This is the sequel to Judas the Apostle. Cloe and her son J.E. continue the quest to find the "cave of Jars" her father spoke about finding during war. They are joined by people from the Vatican and try to out run the Karik who took the place of the deceased Kolector in trying to find the cave once again in an attempt to bring down the Catholic Church. Once again a good storyline and interesting characters. **I received this book in return for an honest review***
Dr Clotile Lejeune is a respected expert on ancient languages. Her father, from whom she has been estranged for some time, is murdered. He has bequeathed to her an ancient jar with the inscription Judas Iscariot. He found this in a cave with many hundreds of other jars, and brought it back. She is hard at work translating an ancient manuscript. Others want to get their hands on the manuscript, and violent crimes are committed to this end. She has a second jar given to her by the Sicarii when they had saved her from harm. Flashbacks to the whereabouts of the jar in past times, and connection to Biblical characters and times, make for fascinating reading.

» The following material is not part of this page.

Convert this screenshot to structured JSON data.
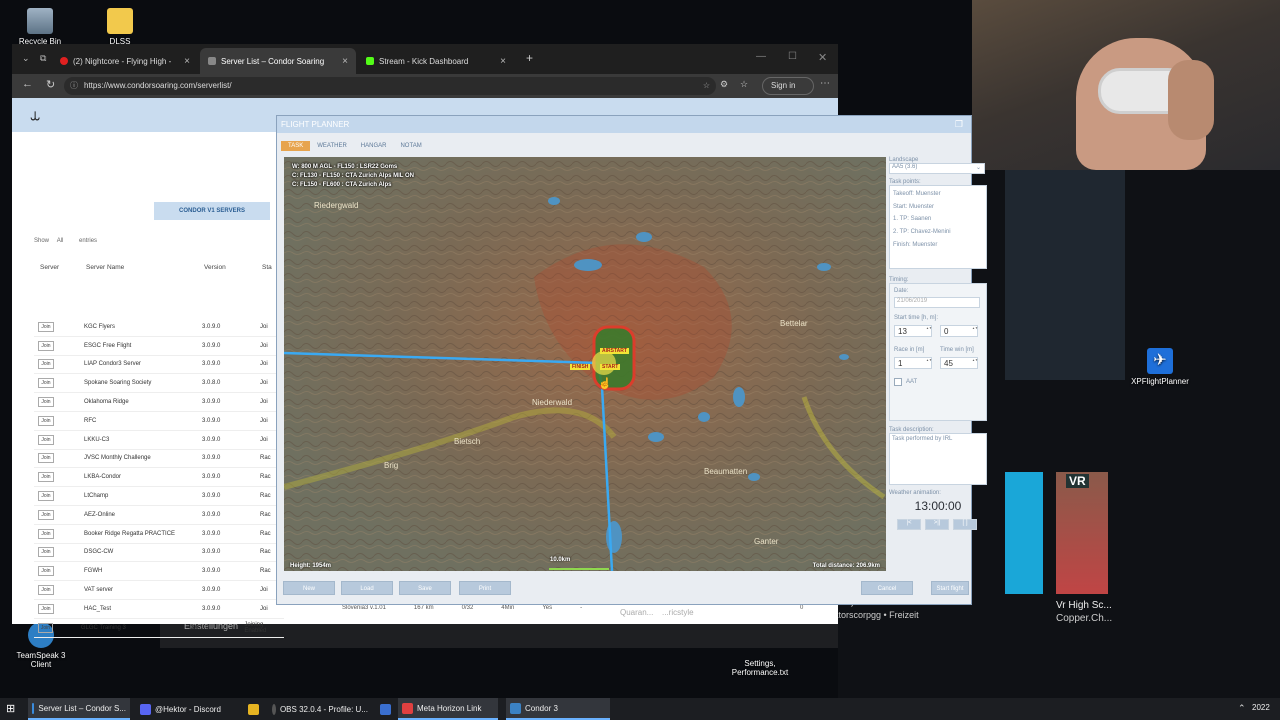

Not many books have an ending that makes me tear up, but this one did. The interaction between good and evil continues with suspense, danger, treachery and betrayal, as the modern forces of science seek to locate ancient texts that will illuminate the early days of Christianity, while the forces of evil seek the same sources to discredit the church. This story is even more intriguing than the first as the action continues unabated. The book contains enough backstory to make it independent of "Judas the Apostle," so it stands on its own, but I'm glad I read "Judas" first. I definitely recommend this book.
I just finished reading “The Last Sicarius”. It was an enjoyable sequel to “Judas the Apostle”! The reader gets to join in once again with our familiar friends, while trying to decide who to trust from the new characters introduced. Just when you think you have it figured out, or what you think will happen next, there is a twist and then yet another. The telling holds the reader’s attention, and the ending leaves the reader wanting more - with so many possibilities it’s hard to know where Mr. Mayhall will lead us on our next adventure! It can't come so enough! I also like the short chapters, because time never allows me the opportunity to read a book through in one sitting. Good read, but I’d definitely recommend starting with “Judas the Apostle” first if you haven’t read it.